Exactly as given, reproduce the records in full.

━━━━━━━━━━━━━━━━━━━━━━━━━━━━━━

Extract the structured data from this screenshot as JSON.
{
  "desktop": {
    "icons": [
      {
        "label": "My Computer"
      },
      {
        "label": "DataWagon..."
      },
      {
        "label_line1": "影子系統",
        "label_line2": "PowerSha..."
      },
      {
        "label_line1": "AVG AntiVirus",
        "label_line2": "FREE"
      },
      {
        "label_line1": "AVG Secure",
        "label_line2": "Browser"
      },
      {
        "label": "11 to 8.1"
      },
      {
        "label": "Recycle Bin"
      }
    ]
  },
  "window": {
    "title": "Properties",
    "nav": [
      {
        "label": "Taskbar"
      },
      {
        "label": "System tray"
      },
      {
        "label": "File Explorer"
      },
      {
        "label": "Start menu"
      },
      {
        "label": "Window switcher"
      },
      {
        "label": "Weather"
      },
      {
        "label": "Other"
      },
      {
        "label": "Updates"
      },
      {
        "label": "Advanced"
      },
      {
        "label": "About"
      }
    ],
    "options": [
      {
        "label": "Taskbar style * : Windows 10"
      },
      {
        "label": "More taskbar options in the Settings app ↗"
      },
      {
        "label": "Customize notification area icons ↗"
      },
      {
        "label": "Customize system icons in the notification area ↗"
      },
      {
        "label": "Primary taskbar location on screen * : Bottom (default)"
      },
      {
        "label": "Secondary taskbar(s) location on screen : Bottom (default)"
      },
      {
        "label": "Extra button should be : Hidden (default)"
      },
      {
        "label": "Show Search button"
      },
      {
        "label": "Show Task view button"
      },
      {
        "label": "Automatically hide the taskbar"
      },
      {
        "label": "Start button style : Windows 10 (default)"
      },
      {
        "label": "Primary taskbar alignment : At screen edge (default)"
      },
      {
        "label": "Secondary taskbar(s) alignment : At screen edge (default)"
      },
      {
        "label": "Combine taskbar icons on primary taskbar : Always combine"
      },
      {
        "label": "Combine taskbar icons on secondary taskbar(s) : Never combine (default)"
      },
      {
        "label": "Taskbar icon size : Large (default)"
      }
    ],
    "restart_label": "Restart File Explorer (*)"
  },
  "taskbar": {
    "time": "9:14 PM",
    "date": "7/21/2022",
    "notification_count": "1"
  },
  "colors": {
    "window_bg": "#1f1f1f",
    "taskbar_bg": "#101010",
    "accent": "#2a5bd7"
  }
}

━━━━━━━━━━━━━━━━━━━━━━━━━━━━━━

REPLY TO THE TASK:
Extract the structured data from this screenshot as JSON.
{
  "desktop": {
    "icons": [
      {
        "label": "My Computer"
      },
      {
        "label": "DataWagon..."
      },
      {
        "label_line1": "影子系統",
        "label_line2": "PowerSha..."
      },
      {
        "label_line1": "AVG AntiVirus",
        "label_line2": "FREE"
      },
      {
        "label_line1": "AVG Secure",
        "label_line2": "Browser"
      },
      {
        "label": "11 to 8.1"
      },
      {
        "label": "Recycle Bin"
      }
    ]
  },
  "window": {
    "title": "Properties",
    "nav": [
      {
        "label": "Taskbar"
      },
      {
        "label": "System tray"
      },
      {
        "label": "File Explorer"
      },
      {
        "label": "Start menu"
      },
      {
        "label": "Window switcher"
      },
      {
        "label": "Weather"
      },
      {
        "label": "Other"
      },
      {
        "label": "Updates"
      },
      {
        "label": "Advanced"
      },
      {
        "label": "About"
      }
    ],
    "options": [
      {
        "label": "Taskbar style * : Windows 10"
      },
      {
        "label": "More taskbar options in the Settings app ↗"
      },
      {
        "label": "Customize notification area icons ↗"
      },
      {
        "label": "Customize system icons in the notification area ↗"
      },
      {
        "label": "Primary taskbar location on screen * : Bottom (default)"
      },
      {
        "label": "Secondary taskbar(s) location on screen : Bottom (default)"
      },
      {
        "label": "Extra button should be : Hidden (default)"
      },
      {
        "label": "Show Search button"
      },
      {
        "label": "Show Task view button"
      },
      {
        "label": "Automatically hide the taskbar"
      },
      {
        "label": "Start button style : Windows 10 (default)"
      },
      {
        "label": "Primary taskbar alignment : At screen edge (default)"
      },
      {
        "label": "Secondary taskbar(s) alignment : At screen edge (default)"
      },
      {
        "label": "Combine taskbar icons on primary taskbar : Always combine"
      },
      {
        "label": "Combine taskbar icons on secondary taskbar(s) : Never combine (default)"
      },
      {
        "label": "Taskbar icon size : Large (default)"
      }
    ],
    "restart_label": "Restart File Explorer (*)"
  },
  "taskbar": {
    "time": "9:14 PM",
    "date": "7/21/2022",
    "notification_count": "1"
  },
  "colors": {
    "window_bg": "#1f1f1f",
    "taskbar_bg": "#101010",
    "accent": "#2a5bd7"
  }
}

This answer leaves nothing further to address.